Published on September 9th, 20130
In God we trust
Do you know what Ganeshotsav really means? Or what the immersion ritual means? When were you going to find out?
The day when Mumbai turns into a fanatic for its favourite God is here. Ganeshotsav kicks off today.
The 10-day Ganeshotsav is Mumbai’s biggest festival, or as I like to call it, Mumbai’s biggest event where the whole city is immersed in the celebrations. From pandals on every corner of the street to houses in different societies setting up Ganesha statues, Ganeshotsav is one big celebration that can’t be missed. To put it succinctly, Mumbai waits for this festival to come all year long, and turns into a very different creature during this festival.
But with each passing year, there is one question that crosses my mind: Are we still only about the festivals that we celebrate?
I am afraid to answer this question because I don’t find any celebrations nowadays that only pertain to God. I see commercialisation, politicisation and vandalisation associated with every festival. I see people who, rather than playing Ganesha songs and propagating His teachings, play songs about Sheilas and Munnis.
The younger generations have always asked their elders – Why do we celebrate so many festivals? The answer to that is, we were a farmer society and a society that believed in values, and that our festivals were the right way to instill those cultural values in us. But with every passing year, whether it is Ganeshotsav, Holi, Navratri or any other festival, it has become more about our convenience rather than our culture. We want to celebrate, but on our terms.
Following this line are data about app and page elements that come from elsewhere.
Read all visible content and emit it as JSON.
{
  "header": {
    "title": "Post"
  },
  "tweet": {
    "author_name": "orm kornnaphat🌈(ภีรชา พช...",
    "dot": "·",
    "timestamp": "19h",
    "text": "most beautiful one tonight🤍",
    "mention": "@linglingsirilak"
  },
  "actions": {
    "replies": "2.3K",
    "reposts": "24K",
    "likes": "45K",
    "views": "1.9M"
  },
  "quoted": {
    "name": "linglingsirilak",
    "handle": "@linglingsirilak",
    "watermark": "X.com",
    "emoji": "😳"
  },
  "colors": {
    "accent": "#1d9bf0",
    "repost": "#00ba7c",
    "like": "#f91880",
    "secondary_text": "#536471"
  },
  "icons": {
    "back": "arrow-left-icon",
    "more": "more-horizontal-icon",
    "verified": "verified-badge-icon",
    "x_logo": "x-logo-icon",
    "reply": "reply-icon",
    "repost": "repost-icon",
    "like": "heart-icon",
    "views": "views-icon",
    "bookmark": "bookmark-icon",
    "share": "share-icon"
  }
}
For example, during Ganeshotsav, it is believed that Ganesha visits Earth and stays with us for 10 days. In those 10 days, we are supposed to make him feel welcome. Do our Bollywood item songs make for good welcome songs? Again, the immersion is a symbolic send-off to the God, where it is believed that He takes our misfortunes with Him. How many of us even know about this? Instead of seeing Him off with respect and sombre devotion, we send Him on his way with songs blaring out of loudspeakers. And that’s not all, because we don’t know the prayers and the mantras we need to chant when we worship Him or see Him off, we play recorded CDs that do the job for us. Even when someone else chants the prayers for us, we still don’t bother to find out what the words mean or learn them.
I am not going all Right-wing here and demanding that you must believe in God. I just feel that you should do things only because you believe in doing them, not because you want to show off or prove a point to someone.
Not many know what the word ‘Ganapati’ means. ‘Gana’ means ‘community’ and ‘pati’ means ‘the head’. The legends of Ganesha always talk about being prosperous in the real sense of the word, and spreading happiness no matter what. But all these years, I have been seeing that the festival has just turned into an event where people get drunk and are least interested in maintaining the sanctity of the elephant God. They play loudspeakers that blast out music and hurt birds and animals, that ruin any chances that students may have of studying in a quiet environment. Then there are the pandals themselves, which take up half the road and harm people’s commutes. Why can’t a celebration be complete nowadays without disrupting normal life and societal norms?
Let’s celebrate the festival the way it is supposed to be celebrated – with love and respect for human beings and the environment, with the involvement of the community and while focussing on what’s most important, Lord Ganesha. Since He is also known as the God of Wisdom, my only prayer for him this year is that he showers us with wisdom, since we’ve all forgotten what His festival is all about.
Jatin Sharma is a media professional who does not want to grow up, because if he grows up, he will be like everybody else.
(Pictures courtesy full2faltu.wordpress.com, postnoon.com)